Between Russia, Norway and Sweden, Finland is a land of lakes, with approximately 188,000 of them in the country. From the north of the country, you can see the Northern Lights in winter and midnight sun in the summer. It is one of the most technologically advanced countries in the world, but keeps in touch with its rustic roots with summer cottages spread across the country.
Or view the list of airports in Finland.

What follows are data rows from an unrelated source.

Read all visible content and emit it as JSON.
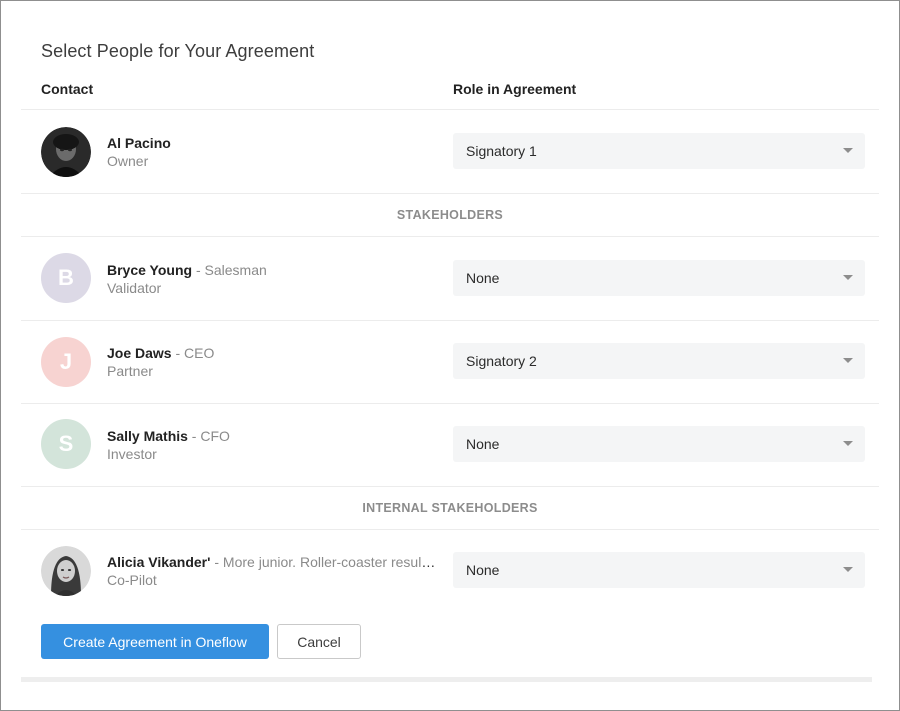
{
  "dialog": {
    "title": "Select People for Your Agreement",
    "columns": {
      "contact": "Contact",
      "role": "Role in Agreement"
    }
  },
  "owner": {
    "name": "Al Pacino",
    "subtitle": "Owner",
    "role": "Signatory 1"
  },
  "sections": {
    "stakeholders": "STAKEHOLDERS",
    "internal": "INTERNAL STAKEHOLDERS"
  },
  "stakeholders": [
    {
      "initial": "B",
      "name": "Bryce Young",
      "separator": " - ",
      "title": "Salesman",
      "subtitle": "Validator",
      "role": "None",
      "color": "#dcd9e6"
    },
    {
      "initial": "J",
      "name": "Joe Daws",
      "separator": " - ",
      "title": "CEO",
      "subtitle": "Partner",
      "role": "Signatory 2",
      "color": "#f7d3d1"
    },
    {
      "initial": "S",
      "name": "Sally Mathis",
      "separator": " - ",
      "title": "CFO",
      "subtitle": "Investor",
      "role": "None",
      "color": "#d3e4da"
    }
  ],
  "internal": [
    {
      "name": "Alicia Vikander'",
      "separator": " - ",
      "title": "More junior. Roller-coaster results. Lorem ipsum",
      "subtitle": "Co-Pilot",
      "role": "None"
    }
  ],
  "actions": {
    "create": "Create Agreement in Oneflow",
    "cancel": "Cancel"
  },
  "colors": {
    "primary": "#3590e0",
    "select_bg": "#f4f5f6",
    "muted_text": "#8a8a8a"
  }
}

The fastest way to get around Finland is by domestic flights, however this is also the most expensive option. If you are clever, booking in advance for one-way tickets, your journey can cost less than a rail ticket. The rail network is extensive and is usually the preferred method of travelling from Helsinki to Tampere, Turku and Lahti. The prices for train tickets are similar to those in the UK, however there are discounts available through the use of Finnish Rail passes, and a discount of 50% for students who study in Finland and have a recognised Finnish student card. Long-distance coach connections are available for practically all areas of Finland, although whilst the journeys are generally slower than by train, the fairs are usually higher. Student discounts are also available. Driving in Finland can be expensive if you choose to rent a car, and headlights must be kept on at all times, even during the day. The roads are well maintained and extensive throughout the country, although there are limited expressways in the south. There are currently no road tolls. The national currency is the Euro, and there are ATMs throughout the country and credit cards are widely accepted, although you are required to provide ID if you purchase anything above 50Ã¢â€šÂ¬. Finland is a rather expensive country to shop in. Whilst smaller shops have weekday opening hours from 9am to 6pm, most shops close at 2pm on Saturdays and are closed entirely on Sundays. Larger shops and department stores generally stay open until 9pm during the week and 6pm on Saturdays. During the summer and the month before Christmas, stores can be left open until 9pm on Sundays. The national language is Finnish, however most Finns speak some English and in the larger cities most people speak English very well. Throughout the country, younger people are generally able to speak English, although in general the Finnish are somewhat shy about speaking English.